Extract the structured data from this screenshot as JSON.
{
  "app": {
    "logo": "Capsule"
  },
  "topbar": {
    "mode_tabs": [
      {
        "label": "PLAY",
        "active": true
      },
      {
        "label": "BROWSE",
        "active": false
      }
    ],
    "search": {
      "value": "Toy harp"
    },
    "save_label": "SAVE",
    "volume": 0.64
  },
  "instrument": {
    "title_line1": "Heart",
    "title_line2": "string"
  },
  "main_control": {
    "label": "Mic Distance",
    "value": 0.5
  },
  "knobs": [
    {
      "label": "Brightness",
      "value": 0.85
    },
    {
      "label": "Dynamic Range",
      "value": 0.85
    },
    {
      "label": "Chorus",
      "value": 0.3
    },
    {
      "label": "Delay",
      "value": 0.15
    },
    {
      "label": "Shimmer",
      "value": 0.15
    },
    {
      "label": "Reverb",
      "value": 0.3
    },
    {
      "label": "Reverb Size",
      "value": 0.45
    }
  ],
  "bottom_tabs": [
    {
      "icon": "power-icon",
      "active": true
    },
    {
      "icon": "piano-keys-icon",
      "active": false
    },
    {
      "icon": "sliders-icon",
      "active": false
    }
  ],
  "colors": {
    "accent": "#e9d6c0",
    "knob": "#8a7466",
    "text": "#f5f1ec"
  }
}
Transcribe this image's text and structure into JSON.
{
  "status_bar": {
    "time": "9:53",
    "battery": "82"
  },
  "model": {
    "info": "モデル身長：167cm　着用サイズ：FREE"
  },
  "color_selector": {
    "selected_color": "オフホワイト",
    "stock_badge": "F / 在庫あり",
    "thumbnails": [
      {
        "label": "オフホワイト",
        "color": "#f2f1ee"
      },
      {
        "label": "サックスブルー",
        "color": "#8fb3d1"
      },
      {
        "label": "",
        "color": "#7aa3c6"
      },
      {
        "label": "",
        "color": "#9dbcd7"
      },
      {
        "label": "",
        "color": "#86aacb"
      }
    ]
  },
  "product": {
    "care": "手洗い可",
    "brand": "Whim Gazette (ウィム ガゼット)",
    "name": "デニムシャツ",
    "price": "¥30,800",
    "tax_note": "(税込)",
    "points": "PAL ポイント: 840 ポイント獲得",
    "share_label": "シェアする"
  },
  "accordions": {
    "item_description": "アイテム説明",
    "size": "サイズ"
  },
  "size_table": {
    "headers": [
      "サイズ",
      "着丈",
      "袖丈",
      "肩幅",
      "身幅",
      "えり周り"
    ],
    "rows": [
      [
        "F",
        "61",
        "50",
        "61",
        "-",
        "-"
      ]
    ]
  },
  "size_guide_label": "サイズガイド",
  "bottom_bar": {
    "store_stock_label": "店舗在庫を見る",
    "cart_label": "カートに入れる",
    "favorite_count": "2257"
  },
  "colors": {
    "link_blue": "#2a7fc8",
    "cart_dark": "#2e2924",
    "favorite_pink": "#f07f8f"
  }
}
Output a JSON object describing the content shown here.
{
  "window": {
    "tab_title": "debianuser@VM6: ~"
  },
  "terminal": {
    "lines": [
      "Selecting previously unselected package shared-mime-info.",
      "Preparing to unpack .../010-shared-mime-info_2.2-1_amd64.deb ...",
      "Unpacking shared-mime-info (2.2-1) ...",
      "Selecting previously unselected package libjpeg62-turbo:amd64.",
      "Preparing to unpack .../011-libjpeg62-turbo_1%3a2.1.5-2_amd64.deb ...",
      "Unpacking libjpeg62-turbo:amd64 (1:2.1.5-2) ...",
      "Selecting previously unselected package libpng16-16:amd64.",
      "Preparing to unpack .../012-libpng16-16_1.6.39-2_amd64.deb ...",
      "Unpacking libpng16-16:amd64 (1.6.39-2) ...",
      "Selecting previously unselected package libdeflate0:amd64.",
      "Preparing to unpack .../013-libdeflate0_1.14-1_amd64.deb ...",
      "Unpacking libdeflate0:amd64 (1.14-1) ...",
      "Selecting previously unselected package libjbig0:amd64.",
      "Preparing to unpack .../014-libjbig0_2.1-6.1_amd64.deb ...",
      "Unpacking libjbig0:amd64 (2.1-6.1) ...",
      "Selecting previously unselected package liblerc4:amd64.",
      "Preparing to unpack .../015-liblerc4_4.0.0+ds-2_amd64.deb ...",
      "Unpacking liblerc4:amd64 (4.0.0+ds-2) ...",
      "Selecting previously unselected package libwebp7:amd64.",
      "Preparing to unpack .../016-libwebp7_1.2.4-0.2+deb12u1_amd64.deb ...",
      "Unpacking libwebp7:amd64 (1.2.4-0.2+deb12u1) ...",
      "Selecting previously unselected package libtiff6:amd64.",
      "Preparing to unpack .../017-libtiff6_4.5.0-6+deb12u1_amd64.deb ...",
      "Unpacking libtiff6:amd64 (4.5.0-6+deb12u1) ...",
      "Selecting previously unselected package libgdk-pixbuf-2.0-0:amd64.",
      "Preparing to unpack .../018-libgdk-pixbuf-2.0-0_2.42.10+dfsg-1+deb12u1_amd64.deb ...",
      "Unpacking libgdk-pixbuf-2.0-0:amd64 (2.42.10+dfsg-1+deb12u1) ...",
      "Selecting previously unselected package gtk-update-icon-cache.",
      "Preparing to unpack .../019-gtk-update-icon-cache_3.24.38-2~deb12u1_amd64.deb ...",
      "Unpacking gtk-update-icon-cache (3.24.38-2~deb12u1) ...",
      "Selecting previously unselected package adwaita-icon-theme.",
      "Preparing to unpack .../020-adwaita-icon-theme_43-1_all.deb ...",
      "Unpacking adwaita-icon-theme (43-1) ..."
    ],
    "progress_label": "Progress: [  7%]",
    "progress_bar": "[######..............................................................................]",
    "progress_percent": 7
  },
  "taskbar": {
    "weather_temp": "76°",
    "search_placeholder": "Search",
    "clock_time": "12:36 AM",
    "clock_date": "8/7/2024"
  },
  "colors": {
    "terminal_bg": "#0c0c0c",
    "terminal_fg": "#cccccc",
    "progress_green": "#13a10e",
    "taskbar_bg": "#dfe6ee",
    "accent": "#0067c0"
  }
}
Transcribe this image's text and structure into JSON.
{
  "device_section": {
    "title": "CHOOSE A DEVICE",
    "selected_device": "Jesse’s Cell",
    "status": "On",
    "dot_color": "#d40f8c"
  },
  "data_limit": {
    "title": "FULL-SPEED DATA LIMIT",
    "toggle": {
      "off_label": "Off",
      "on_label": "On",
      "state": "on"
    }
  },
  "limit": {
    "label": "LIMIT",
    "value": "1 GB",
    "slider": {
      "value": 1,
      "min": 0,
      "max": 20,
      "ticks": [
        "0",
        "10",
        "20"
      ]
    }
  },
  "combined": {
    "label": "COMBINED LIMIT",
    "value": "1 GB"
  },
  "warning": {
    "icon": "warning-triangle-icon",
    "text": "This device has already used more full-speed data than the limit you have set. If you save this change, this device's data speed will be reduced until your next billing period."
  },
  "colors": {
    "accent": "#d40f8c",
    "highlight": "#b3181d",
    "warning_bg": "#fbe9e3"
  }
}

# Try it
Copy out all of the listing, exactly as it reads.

# Reply to the exercise
Extract the structured data from this screenshot as JSON.
{
  "app": {
    "logo": "Capsule"
  },
  "topbar": {
    "mode_tabs": [
      {
        "label": "PLAY",
        "active": true
      },
      {
        "label": "BROWSE",
        "active": false
      }
    ],
    "search": {
      "value": "Toy harp"
    },
    "save_label": "SAVE",
    "volume": 0.64
  },
  "instrument": {
    "title_line1": "Heart",
    "title_line2": "string"
  },
  "main_control": {
    "label": "Mic Distance",
    "value": 0.5
  },
  "knobs": [
    {
      "label": "Brightness",
      "value": 0.85
    },
    {
      "label": "Dynamic Range",
      "value": 0.85
    },
    {
      "label": "Chorus",
      "value": 0.3
    },
    {
      "label": "Delay",
      "value": 0.15
    },
    {
      "label": "Shimmer",
      "value": 0.15
    },
    {
      "label": "Reverb",
      "value": 0.3
    },
    {
      "label": "Reverb Size",
      "value": 0.45
    }
  ],
  "bottom_tabs": [
    {
      "icon": "power-icon",
      "active": true
    },
    {
      "icon": "piano-keys-icon",
      "active": false
    },
    {
      "icon": "sliders-icon",
      "active": false
    }
  ],
  "colors": {
    "accent": "#e9d6c0",
    "knob": "#8a7466",
    "text": "#f5f1ec"
  }
}
Transcribe this image's text and structure into JSON.
{
  "status_bar": {
    "time": "9:53",
    "battery": "82"
  },
  "model": {
    "info": "モデル身長：167cm　着用サイズ：FREE"
  },
  "color_selector": {
    "selected_color": "オフホワイト",
    "stock_badge": "F / 在庫あり",
    "thumbnails": [
      {
        "label": "オフホワイト",
        "color": "#f2f1ee"
      },
      {
        "label": "サックスブルー",
        "color": "#8fb3d1"
      },
      {
        "label": "",
        "color": "#7aa3c6"
      },
      {
        "label": "",
        "color": "#9dbcd7"
      },
      {
        "label": "",
        "color": "#86aacb"
      }
    ]
  },
  "product": {
    "care": "手洗い可",
    "brand": "Whim Gazette (ウィム ガゼット)",
    "name": "デニムシャツ",
    "price": "¥30,800",
    "tax_note": "(税込)",
    "points": "PAL ポイント: 840 ポイント獲得",
    "share_label": "シェアする"
  },
  "accordions": {
    "item_description": "アイテム説明",
    "size": "サイズ"
  },
  "size_table": {
    "headers": [
      "サイズ",
      "着丈",
      "袖丈",
      "肩幅",
      "身幅",
      "えり周り"
    ],
    "rows": [
      [
        "F",
        "61",
        "50",
        "61",
        "-",
        "-"
      ]
    ]
  },
  "size_guide_label": "サイズガイド",
  "bottom_bar": {
    "store_stock_label": "店舗在庫を見る",
    "cart_label": "カートに入れる",
    "favorite_count": "2257"
  },
  "colors": {
    "link_blue": "#2a7fc8",
    "cart_dark": "#2e2924",
    "favorite_pink": "#f07f8f"
  }
}
Output a JSON object describing the content shown here.
{
  "window": {
    "tab_title": "debianuser@VM6: ~"
  },
  "terminal": {
    "lines": [
      "Selecting previously unselected package shared-mime-info.",
      "Preparing to unpack .../010-shared-mime-info_2.2-1_amd64.deb ...",
      "Unpacking shared-mime-info (2.2-1) ...",
      "Selecting previously unselected package libjpeg62-turbo:amd64.",
      "Preparing to unpack .../011-libjpeg62-turbo_1%3a2.1.5-2_amd64.deb ...",
      "Unpacking libjpeg62-turbo:amd64 (1:2.1.5-2) ...",
      "Selecting previously unselected package libpng16-16:amd64.",
      "Preparing to unpack .../012-libpng16-16_1.6.39-2_amd64.deb ...",
      "Unpacking libpng16-16:amd64 (1.6.39-2) ...",
      "Selecting previously unselected package libdeflate0:amd64.",
      "Preparing to unpack .../013-libdeflate0_1.14-1_amd64.deb ...",
      "Unpacking libdeflate0:amd64 (1.14-1) ...",
      "Selecting previously unselected package libjbig0:amd64.",
      "Preparing to unpack .../014-libjbig0_2.1-6.1_amd64.deb ...",
      "Unpacking libjbig0:amd64 (2.1-6.1) ...",
      "Selecting previously unselected package liblerc4:amd64.",
      "Preparing to unpack .../015-liblerc4_4.0.0+ds-2_amd64.deb ...",
      "Unpacking liblerc4:amd64 (4.0.0+ds-2) ...",
      "Selecting previously unselected package libwebp7:amd64.",
      "Preparing to unpack .../016-libwebp7_1.2.4-0.2+deb12u1_amd64.deb ...",
      "Unpacking libwebp7:amd64 (1.2.4-0.2+deb12u1) ...",
      "Selecting previously unselected package libtiff6:amd64.",
      "Preparing to unpack .../017-libtiff6_4.5.0-6+deb12u1_amd64.deb ...",
      "Unpacking libtiff6:amd64 (4.5.0-6+deb12u1) ...",
      "Selecting previously unselected package libgdk-pixbuf-2.0-0:amd64.",
      "Preparing to unpack .../018-libgdk-pixbuf-2.0-0_2.42.10+dfsg-1+deb12u1_amd64.deb ...",
      "Unpacking libgdk-pixbuf-2.0-0:amd64 (2.42.10+dfsg-1+deb12u1) ...",
      "Selecting previously unselected package gtk-update-icon-cache.",
      "Preparing to unpack .../019-gtk-update-icon-cache_3.24.38-2~deb12u1_amd64.deb ...",
      "Unpacking gtk-update-icon-cache (3.24.38-2~deb12u1) ...",
      "Selecting previously unselected package adwaita-icon-theme.",
      "Preparing to unpack .../020-adwaita-icon-theme_43-1_all.deb ...",
      "Unpacking adwaita-icon-theme (43-1) ..."
    ],
    "progress_label": "Progress: [  7%]",
    "progress_bar": "[######..............................................................................]",
    "progress_percent": 7
  },
  "taskbar": {
    "weather_temp": "76°",
    "search_placeholder": "Search",
    "clock_time": "12:36 AM",
    "clock_date": "8/7/2024"
  },
  "colors": {
    "terminal_bg": "#0c0c0c",
    "terminal_fg": "#cccccc",
    "progress_green": "#13a10e",
    "taskbar_bg": "#dfe6ee",
    "accent": "#0067c0"
  }
}
Transcribe this image's text and structure into JSON.
{
  "device_section": {
    "title": "CHOOSE A DEVICE",
    "selected_device": "Jesse’s Cell",
    "status": "On",
    "dot_color": "#d40f8c"
  },
  "data_limit": {
    "title": "FULL-SPEED DATA LIMIT",
    "toggle": {
      "off_label": "Off",
      "on_label": "On",
      "state": "on"
    }
  },
  "limit": {
    "label": "LIMIT",
    "value": "1 GB",
    "slider": {
      "value": 1,
      "min": 0,
      "max": 20,
      "ticks": [
        "0",
        "10",
        "20"
      ]
    }
  },
  "combined": {
    "label": "COMBINED LIMIT",
    "value": "1 GB"
  },
  "warning": {
    "icon": "warning-triangle-icon",
    "text": "This device has already used more full-speed data than the limit you have set. If you save this change, this device's data speed will be reduced until your next billing period."
  },
  "colors": {
    "accent": "#d40f8c",
    "highlight": "#b3181d",
    "warning_bg": "#fbe9e3"
  }
}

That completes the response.